Ostendorf, who swore under oath he was both homeless and unemployed, was subsequently released by Judge Fitch on the public intoxication charge on a $200 bond and given a court date of July 19, 2007. He failed to appear in court and a warrant was issued for his arrest.
In another case involving an accident, Officer J. Villarreal issued a public intoxication citation to Neil Allen Cox on Nov. 13, 2007. The citation shows Cox having been involved in an accident while driving a black 2004 Toyota pickup truck northbound on FM 521 at Peach Street.
Although the citation shows Cox having been in an accident, it shows him only being charged with public intoxication.
Additional court records show Cox entered a “no contest” plea in Arcola Municipal Court on Nov. 29, 2007, and was assessed a $289.75 fine plus court costs by Fitch.
“All of these cases have a driver being charged with traffic offenses and public intoxication. He had to be driving to be charged with the (traffic) violations, so how can he be intoxicated but not charged with DWI?” one city hall source asked. “And these (cases) involve a bunch of different officers at different times over the course of the last two years. They can’t just say this is one cop not doing his job; it’s clearly a common practice in the police department.”
The individual also questioned why the municipal court judge failed to question the practice.

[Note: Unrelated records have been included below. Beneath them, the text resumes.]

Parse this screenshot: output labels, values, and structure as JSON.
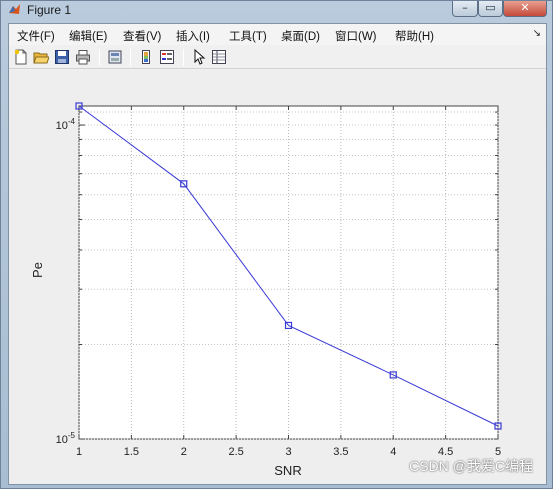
{
  "window": {
    "title": "Figure 1",
    "controls": {
      "minimize": "–",
      "maximize": "▭",
      "close": "✕"
    }
  },
  "menu": {
    "items": [
      "文件(F)",
      "编辑(E)",
      "查看(V)",
      "插入(I)",
      "工具(T)",
      "桌面(D)",
      "窗口(W)",
      "帮助(H)"
    ],
    "overflow_arrow": "↘"
  },
  "toolbar": {
    "icons": [
      "new-figure-icon",
      "open-file-icon",
      "save-icon",
      "print-icon",
      "print-preview-icon",
      "insert-colorbar-icon",
      "insert-legend-icon",
      "edit-plot-cursor-icon",
      "property-inspector-icon"
    ]
  },
  "chart_data": {
    "type": "line",
    "x": [
      1,
      2,
      3,
      4,
      5
    ],
    "y": [
      0.000115,
      6.5e-05,
      2.3e-05,
      1.6e-05,
      1.1e-05
    ],
    "xlabel": "SNR",
    "ylabel": "Pe",
    "xlim": [
      1,
      5
    ],
    "ylim": [
      1e-05,
      0.000115
    ],
    "yscale": "log",
    "xticks": [
      "1",
      "1.5",
      "2",
      "2.5",
      "3",
      "3.5",
      "4",
      "4.5",
      "5"
    ],
    "yticks": [
      {
        "value": 0.0001,
        "base": "10",
        "exp": "-4"
      },
      {
        "value": 1e-05,
        "base": "10",
        "exp": "-5"
      }
    ],
    "grid": true,
    "line_color": "#3a3ad6",
    "marker": "square"
  },
  "watermark": "CSDN @我爱C编程"
}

“(Fitch) sees all of these cases come though her courtroom; she sees the same thing (FortBendNow) saw,” he said. “How can she turn a blind eye to something that’s so obviously wrong? She’s supposed to see that justice is done.”
Attempts to reach Fitch for comment were unsuccessful.
Due to the holidays, no one from the Fort Bend County District Attorney’s Office was immediately available for comment.